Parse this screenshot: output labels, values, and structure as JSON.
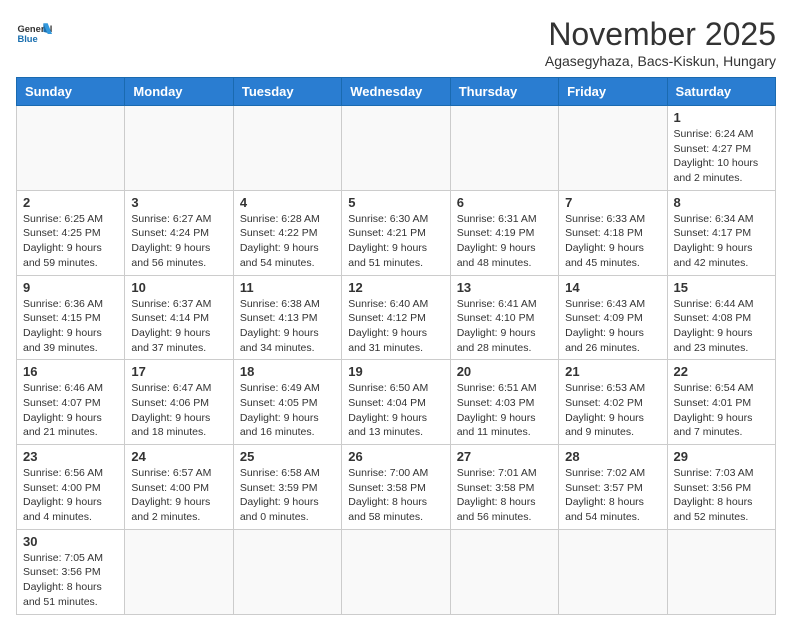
{
  "logo": {
    "general": "General",
    "blue": "Blue"
  },
  "header": {
    "month": "November 2025",
    "location": "Agasegyhaza, Bacs-Kiskun, Hungary"
  },
  "days_of_week": [
    "Sunday",
    "Monday",
    "Tuesday",
    "Wednesday",
    "Thursday",
    "Friday",
    "Saturday"
  ],
  "weeks": [
    [
      {
        "day": "",
        "info": ""
      },
      {
        "day": "",
        "info": ""
      },
      {
        "day": "",
        "info": ""
      },
      {
        "day": "",
        "info": ""
      },
      {
        "day": "",
        "info": ""
      },
      {
        "day": "",
        "info": ""
      },
      {
        "day": "1",
        "info": "Sunrise: 6:24 AM\nSunset: 4:27 PM\nDaylight: 10 hours and 2 minutes."
      }
    ],
    [
      {
        "day": "2",
        "info": "Sunrise: 6:25 AM\nSunset: 4:25 PM\nDaylight: 9 hours and 59 minutes."
      },
      {
        "day": "3",
        "info": "Sunrise: 6:27 AM\nSunset: 4:24 PM\nDaylight: 9 hours and 56 minutes."
      },
      {
        "day": "4",
        "info": "Sunrise: 6:28 AM\nSunset: 4:22 PM\nDaylight: 9 hours and 54 minutes."
      },
      {
        "day": "5",
        "info": "Sunrise: 6:30 AM\nSunset: 4:21 PM\nDaylight: 9 hours and 51 minutes."
      },
      {
        "day": "6",
        "info": "Sunrise: 6:31 AM\nSunset: 4:19 PM\nDaylight: 9 hours and 48 minutes."
      },
      {
        "day": "7",
        "info": "Sunrise: 6:33 AM\nSunset: 4:18 PM\nDaylight: 9 hours and 45 minutes."
      },
      {
        "day": "8",
        "info": "Sunrise: 6:34 AM\nSunset: 4:17 PM\nDaylight: 9 hours and 42 minutes."
      }
    ],
    [
      {
        "day": "9",
        "info": "Sunrise: 6:36 AM\nSunset: 4:15 PM\nDaylight: 9 hours and 39 minutes."
      },
      {
        "day": "10",
        "info": "Sunrise: 6:37 AM\nSunset: 4:14 PM\nDaylight: 9 hours and 37 minutes."
      },
      {
        "day": "11",
        "info": "Sunrise: 6:38 AM\nSunset: 4:13 PM\nDaylight: 9 hours and 34 minutes."
      },
      {
        "day": "12",
        "info": "Sunrise: 6:40 AM\nSunset: 4:12 PM\nDaylight: 9 hours and 31 minutes."
      },
      {
        "day": "13",
        "info": "Sunrise: 6:41 AM\nSunset: 4:10 PM\nDaylight: 9 hours and 28 minutes."
      },
      {
        "day": "14",
        "info": "Sunrise: 6:43 AM\nSunset: 4:09 PM\nDaylight: 9 hours and 26 minutes."
      },
      {
        "day": "15",
        "info": "Sunrise: 6:44 AM\nSunset: 4:08 PM\nDaylight: 9 hours and 23 minutes."
      }
    ],
    [
      {
        "day": "16",
        "info": "Sunrise: 6:46 AM\nSunset: 4:07 PM\nDaylight: 9 hours and 21 minutes."
      },
      {
        "day": "17",
        "info": "Sunrise: 6:47 AM\nSunset: 4:06 PM\nDaylight: 9 hours and 18 minutes."
      },
      {
        "day": "18",
        "info": "Sunrise: 6:49 AM\nSunset: 4:05 PM\nDaylight: 9 hours and 16 minutes."
      },
      {
        "day": "19",
        "info": "Sunrise: 6:50 AM\nSunset: 4:04 PM\nDaylight: 9 hours and 13 minutes."
      },
      {
        "day": "20",
        "info": "Sunrise: 6:51 AM\nSunset: 4:03 PM\nDaylight: 9 hours and 11 minutes."
      },
      {
        "day": "21",
        "info": "Sunrise: 6:53 AM\nSunset: 4:02 PM\nDaylight: 9 hours and 9 minutes."
      },
      {
        "day": "22",
        "info": "Sunrise: 6:54 AM\nSunset: 4:01 PM\nDaylight: 9 hours and 7 minutes."
      }
    ],
    [
      {
        "day": "23",
        "info": "Sunrise: 6:56 AM\nSunset: 4:00 PM\nDaylight: 9 hours and 4 minutes."
      },
      {
        "day": "24",
        "info": "Sunrise: 6:57 AM\nSunset: 4:00 PM\nDaylight: 9 hours and 2 minutes."
      },
      {
        "day": "25",
        "info": "Sunrise: 6:58 AM\nSunset: 3:59 PM\nDaylight: 9 hours and 0 minutes."
      },
      {
        "day": "26",
        "info": "Sunrise: 7:00 AM\nSunset: 3:58 PM\nDaylight: 8 hours and 58 minutes."
      },
      {
        "day": "27",
        "info": "Sunrise: 7:01 AM\nSunset: 3:58 PM\nDaylight: 8 hours and 56 minutes."
      },
      {
        "day": "28",
        "info": "Sunrise: 7:02 AM\nSunset: 3:57 PM\nDaylight: 8 hours and 54 minutes."
      },
      {
        "day": "29",
        "info": "Sunrise: 7:03 AM\nSunset: 3:56 PM\nDaylight: 8 hours and 52 minutes."
      }
    ],
    [
      {
        "day": "30",
        "info": "Sunrise: 7:05 AM\nSunset: 3:56 PM\nDaylight: 8 hours and 51 minutes."
      },
      {
        "day": "",
        "info": ""
      },
      {
        "day": "",
        "info": ""
      },
      {
        "day": "",
        "info": ""
      },
      {
        "day": "",
        "info": ""
      },
      {
        "day": "",
        "info": ""
      },
      {
        "day": "",
        "info": ""
      }
    ]
  ]
}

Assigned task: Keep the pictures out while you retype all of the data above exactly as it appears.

Response:
Parse this screenshot: output labels, values, and structure as JSON.
{
  "logo": {
    "general": "General",
    "blue": "Blue"
  },
  "header": {
    "month": "November 2025",
    "location": "Agasegyhaza, Bacs-Kiskun, Hungary"
  },
  "days_of_week": [
    "Sunday",
    "Monday",
    "Tuesday",
    "Wednesday",
    "Thursday",
    "Friday",
    "Saturday"
  ],
  "weeks": [
    [
      {
        "day": "",
        "info": ""
      },
      {
        "day": "",
        "info": ""
      },
      {
        "day": "",
        "info": ""
      },
      {
        "day": "",
        "info": ""
      },
      {
        "day": "",
        "info": ""
      },
      {
        "day": "",
        "info": ""
      },
      {
        "day": "1",
        "info": "Sunrise: 6:24 AM\nSunset: 4:27 PM\nDaylight: 10 hours and 2 minutes."
      }
    ],
    [
      {
        "day": "2",
        "info": "Sunrise: 6:25 AM\nSunset: 4:25 PM\nDaylight: 9 hours and 59 minutes."
      },
      {
        "day": "3",
        "info": "Sunrise: 6:27 AM\nSunset: 4:24 PM\nDaylight: 9 hours and 56 minutes."
      },
      {
        "day": "4",
        "info": "Sunrise: 6:28 AM\nSunset: 4:22 PM\nDaylight: 9 hours and 54 minutes."
      },
      {
        "day": "5",
        "info": "Sunrise: 6:30 AM\nSunset: 4:21 PM\nDaylight: 9 hours and 51 minutes."
      },
      {
        "day": "6",
        "info": "Sunrise: 6:31 AM\nSunset: 4:19 PM\nDaylight: 9 hours and 48 minutes."
      },
      {
        "day": "7",
        "info": "Sunrise: 6:33 AM\nSunset: 4:18 PM\nDaylight: 9 hours and 45 minutes."
      },
      {
        "day": "8",
        "info": "Sunrise: 6:34 AM\nSunset: 4:17 PM\nDaylight: 9 hours and 42 minutes."
      }
    ],
    [
      {
        "day": "9",
        "info": "Sunrise: 6:36 AM\nSunset: 4:15 PM\nDaylight: 9 hours and 39 minutes."
      },
      {
        "day": "10",
        "info": "Sunrise: 6:37 AM\nSunset: 4:14 PM\nDaylight: 9 hours and 37 minutes."
      },
      {
        "day": "11",
        "info": "Sunrise: 6:38 AM\nSunset: 4:13 PM\nDaylight: 9 hours and 34 minutes."
      },
      {
        "day": "12",
        "info": "Sunrise: 6:40 AM\nSunset: 4:12 PM\nDaylight: 9 hours and 31 minutes."
      },
      {
        "day": "13",
        "info": "Sunrise: 6:41 AM\nSunset: 4:10 PM\nDaylight: 9 hours and 28 minutes."
      },
      {
        "day": "14",
        "info": "Sunrise: 6:43 AM\nSunset: 4:09 PM\nDaylight: 9 hours and 26 minutes."
      },
      {
        "day": "15",
        "info": "Sunrise: 6:44 AM\nSunset: 4:08 PM\nDaylight: 9 hours and 23 minutes."
      }
    ],
    [
      {
        "day": "16",
        "info": "Sunrise: 6:46 AM\nSunset: 4:07 PM\nDaylight: 9 hours and 21 minutes."
      },
      {
        "day": "17",
        "info": "Sunrise: 6:47 AM\nSunset: 4:06 PM\nDaylight: 9 hours and 18 minutes."
      },
      {
        "day": "18",
        "info": "Sunrise: 6:49 AM\nSunset: 4:05 PM\nDaylight: 9 hours and 16 minutes."
      },
      {
        "day": "19",
        "info": "Sunrise: 6:50 AM\nSunset: 4:04 PM\nDaylight: 9 hours and 13 minutes."
      },
      {
        "day": "20",
        "info": "Sunrise: 6:51 AM\nSunset: 4:03 PM\nDaylight: 9 hours and 11 minutes."
      },
      {
        "day": "21",
        "info": "Sunrise: 6:53 AM\nSunset: 4:02 PM\nDaylight: 9 hours and 9 minutes."
      },
      {
        "day": "22",
        "info": "Sunrise: 6:54 AM\nSunset: 4:01 PM\nDaylight: 9 hours and 7 minutes."
      }
    ],
    [
      {
        "day": "23",
        "info": "Sunrise: 6:56 AM\nSunset: 4:00 PM\nDaylight: 9 hours and 4 minutes."
      },
      {
        "day": "24",
        "info": "Sunrise: 6:57 AM\nSunset: 4:00 PM\nDaylight: 9 hours and 2 minutes."
      },
      {
        "day": "25",
        "info": "Sunrise: 6:58 AM\nSunset: 3:59 PM\nDaylight: 9 hours and 0 minutes."
      },
      {
        "day": "26",
        "info": "Sunrise: 7:00 AM\nSunset: 3:58 PM\nDaylight: 8 hours and 58 minutes."
      },
      {
        "day": "27",
        "info": "Sunrise: 7:01 AM\nSunset: 3:58 PM\nDaylight: 8 hours and 56 minutes."
      },
      {
        "day": "28",
        "info": "Sunrise: 7:02 AM\nSunset: 3:57 PM\nDaylight: 8 hours and 54 minutes."
      },
      {
        "day": "29",
        "info": "Sunrise: 7:03 AM\nSunset: 3:56 PM\nDaylight: 8 hours and 52 minutes."
      }
    ],
    [
      {
        "day": "30",
        "info": "Sunrise: 7:05 AM\nSunset: 3:56 PM\nDaylight: 8 hours and 51 minutes."
      },
      {
        "day": "",
        "info": ""
      },
      {
        "day": "",
        "info": ""
      },
      {
        "day": "",
        "info": ""
      },
      {
        "day": "",
        "info": ""
      },
      {
        "day": "",
        "info": ""
      },
      {
        "day": "",
        "info": ""
      }
    ]
  ]
}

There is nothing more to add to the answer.